= TASK DETAILS =
Copy out all lines from the material that contain the string "JSON".

= DATA UNDER STUDY =
########################################

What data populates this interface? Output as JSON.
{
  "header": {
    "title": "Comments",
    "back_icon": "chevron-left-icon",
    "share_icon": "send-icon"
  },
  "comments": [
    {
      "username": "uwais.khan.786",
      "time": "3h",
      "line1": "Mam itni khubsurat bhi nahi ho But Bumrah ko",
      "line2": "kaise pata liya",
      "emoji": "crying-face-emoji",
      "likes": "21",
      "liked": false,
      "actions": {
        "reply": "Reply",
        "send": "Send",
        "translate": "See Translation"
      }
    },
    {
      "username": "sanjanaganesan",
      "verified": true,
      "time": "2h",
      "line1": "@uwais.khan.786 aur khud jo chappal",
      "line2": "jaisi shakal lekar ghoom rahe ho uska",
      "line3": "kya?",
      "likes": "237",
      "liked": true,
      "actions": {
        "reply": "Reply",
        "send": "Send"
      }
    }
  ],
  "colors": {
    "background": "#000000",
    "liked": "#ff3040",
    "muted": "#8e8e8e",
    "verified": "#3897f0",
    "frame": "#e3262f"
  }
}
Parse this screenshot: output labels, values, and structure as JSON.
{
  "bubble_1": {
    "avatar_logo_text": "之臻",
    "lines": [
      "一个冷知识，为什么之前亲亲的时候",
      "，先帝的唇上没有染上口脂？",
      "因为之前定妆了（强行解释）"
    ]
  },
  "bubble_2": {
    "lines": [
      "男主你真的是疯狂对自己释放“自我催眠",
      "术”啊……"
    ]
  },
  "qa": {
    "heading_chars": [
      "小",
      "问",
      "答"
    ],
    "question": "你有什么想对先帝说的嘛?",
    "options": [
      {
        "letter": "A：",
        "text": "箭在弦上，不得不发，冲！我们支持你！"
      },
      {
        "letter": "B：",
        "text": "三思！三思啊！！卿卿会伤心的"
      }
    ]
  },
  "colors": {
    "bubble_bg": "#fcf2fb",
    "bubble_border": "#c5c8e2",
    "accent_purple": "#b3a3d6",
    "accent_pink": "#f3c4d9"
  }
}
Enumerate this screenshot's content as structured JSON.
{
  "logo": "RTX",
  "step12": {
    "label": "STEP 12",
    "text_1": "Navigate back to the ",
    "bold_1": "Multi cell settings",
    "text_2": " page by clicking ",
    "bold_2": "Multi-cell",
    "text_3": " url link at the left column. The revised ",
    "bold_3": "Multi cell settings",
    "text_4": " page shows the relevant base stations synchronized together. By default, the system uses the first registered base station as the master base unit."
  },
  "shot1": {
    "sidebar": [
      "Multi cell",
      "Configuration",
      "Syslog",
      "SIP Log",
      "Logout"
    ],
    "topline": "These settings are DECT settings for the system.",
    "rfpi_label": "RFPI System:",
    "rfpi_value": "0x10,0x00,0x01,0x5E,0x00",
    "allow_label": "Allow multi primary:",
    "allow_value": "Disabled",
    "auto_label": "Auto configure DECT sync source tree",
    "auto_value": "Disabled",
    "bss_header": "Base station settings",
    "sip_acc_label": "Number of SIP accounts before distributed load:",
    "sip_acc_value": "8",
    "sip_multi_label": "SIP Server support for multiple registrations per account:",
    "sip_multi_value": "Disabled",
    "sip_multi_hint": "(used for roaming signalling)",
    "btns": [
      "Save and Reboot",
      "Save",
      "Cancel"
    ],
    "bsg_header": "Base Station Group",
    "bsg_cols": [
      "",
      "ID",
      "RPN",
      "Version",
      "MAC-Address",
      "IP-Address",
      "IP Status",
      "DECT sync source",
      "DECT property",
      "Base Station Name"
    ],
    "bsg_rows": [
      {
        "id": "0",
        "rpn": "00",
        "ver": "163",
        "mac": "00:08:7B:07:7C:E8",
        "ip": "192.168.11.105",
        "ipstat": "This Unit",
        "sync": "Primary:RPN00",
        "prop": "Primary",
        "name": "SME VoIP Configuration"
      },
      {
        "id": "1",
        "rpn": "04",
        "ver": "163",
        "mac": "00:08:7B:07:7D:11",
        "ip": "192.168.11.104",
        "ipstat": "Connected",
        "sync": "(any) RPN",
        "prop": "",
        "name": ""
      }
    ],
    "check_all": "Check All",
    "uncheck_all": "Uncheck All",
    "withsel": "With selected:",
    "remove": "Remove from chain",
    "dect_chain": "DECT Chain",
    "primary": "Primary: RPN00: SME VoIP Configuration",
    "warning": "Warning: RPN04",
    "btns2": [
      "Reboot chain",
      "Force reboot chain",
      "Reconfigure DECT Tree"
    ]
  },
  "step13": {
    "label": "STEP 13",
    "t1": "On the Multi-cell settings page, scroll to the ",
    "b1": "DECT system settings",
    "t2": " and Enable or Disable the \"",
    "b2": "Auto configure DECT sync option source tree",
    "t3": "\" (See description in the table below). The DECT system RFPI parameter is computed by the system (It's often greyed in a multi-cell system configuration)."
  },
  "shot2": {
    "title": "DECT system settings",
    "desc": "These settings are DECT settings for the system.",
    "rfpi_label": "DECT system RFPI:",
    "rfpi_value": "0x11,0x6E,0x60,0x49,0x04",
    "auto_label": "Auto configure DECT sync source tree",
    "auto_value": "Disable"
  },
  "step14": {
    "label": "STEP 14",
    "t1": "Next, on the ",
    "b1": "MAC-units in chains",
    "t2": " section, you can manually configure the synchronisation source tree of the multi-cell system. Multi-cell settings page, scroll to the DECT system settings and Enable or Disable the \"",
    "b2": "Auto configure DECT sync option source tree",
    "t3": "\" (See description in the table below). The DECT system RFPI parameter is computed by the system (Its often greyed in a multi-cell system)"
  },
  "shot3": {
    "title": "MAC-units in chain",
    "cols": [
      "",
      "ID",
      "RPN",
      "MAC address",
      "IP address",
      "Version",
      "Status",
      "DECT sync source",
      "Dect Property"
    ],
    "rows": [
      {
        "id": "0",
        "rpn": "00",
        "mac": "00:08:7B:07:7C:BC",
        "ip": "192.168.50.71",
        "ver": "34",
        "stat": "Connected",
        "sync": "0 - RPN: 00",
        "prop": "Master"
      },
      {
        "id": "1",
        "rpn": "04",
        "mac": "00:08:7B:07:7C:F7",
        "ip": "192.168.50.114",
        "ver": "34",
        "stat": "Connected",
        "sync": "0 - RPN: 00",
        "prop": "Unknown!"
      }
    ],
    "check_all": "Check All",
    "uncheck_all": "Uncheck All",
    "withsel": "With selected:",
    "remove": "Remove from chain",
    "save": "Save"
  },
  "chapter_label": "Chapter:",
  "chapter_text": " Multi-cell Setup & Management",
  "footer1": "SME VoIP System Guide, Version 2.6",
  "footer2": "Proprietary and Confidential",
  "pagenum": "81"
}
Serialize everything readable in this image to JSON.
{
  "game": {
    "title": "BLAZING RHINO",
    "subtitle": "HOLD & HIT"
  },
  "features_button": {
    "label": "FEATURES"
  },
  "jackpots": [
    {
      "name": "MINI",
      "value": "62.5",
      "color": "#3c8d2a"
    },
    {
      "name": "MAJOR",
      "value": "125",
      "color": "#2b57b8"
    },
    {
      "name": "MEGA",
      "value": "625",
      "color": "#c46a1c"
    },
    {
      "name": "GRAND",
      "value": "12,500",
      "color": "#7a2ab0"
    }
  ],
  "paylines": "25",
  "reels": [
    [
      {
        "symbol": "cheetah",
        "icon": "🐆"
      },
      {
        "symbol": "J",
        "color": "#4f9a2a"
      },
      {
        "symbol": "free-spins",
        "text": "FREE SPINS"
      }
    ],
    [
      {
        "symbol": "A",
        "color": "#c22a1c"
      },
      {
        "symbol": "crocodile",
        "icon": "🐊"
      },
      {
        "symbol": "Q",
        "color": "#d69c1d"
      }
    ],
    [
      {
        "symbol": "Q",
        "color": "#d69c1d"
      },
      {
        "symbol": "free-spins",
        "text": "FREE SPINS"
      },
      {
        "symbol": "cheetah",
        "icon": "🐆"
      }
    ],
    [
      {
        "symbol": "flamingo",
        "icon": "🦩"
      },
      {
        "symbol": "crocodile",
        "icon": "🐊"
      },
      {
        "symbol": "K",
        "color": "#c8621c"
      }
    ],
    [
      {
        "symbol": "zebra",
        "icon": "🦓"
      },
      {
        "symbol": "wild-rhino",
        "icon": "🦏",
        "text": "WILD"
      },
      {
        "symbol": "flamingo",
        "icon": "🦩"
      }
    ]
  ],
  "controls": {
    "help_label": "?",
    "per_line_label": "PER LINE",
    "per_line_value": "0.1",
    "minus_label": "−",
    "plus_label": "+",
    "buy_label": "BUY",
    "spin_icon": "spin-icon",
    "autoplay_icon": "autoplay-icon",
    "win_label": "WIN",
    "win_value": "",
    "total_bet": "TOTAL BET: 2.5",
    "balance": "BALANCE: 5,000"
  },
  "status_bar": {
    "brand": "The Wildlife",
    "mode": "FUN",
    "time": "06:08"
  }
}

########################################

= RESPONSE TO THIS TASK =
What data populates this interface? Output as JSON.
Parse this screenshot: output labels, values, and structure as JSON.
Enumerate this screenshot's content as structured JSON.
Serialize everything readable in this image to JSON.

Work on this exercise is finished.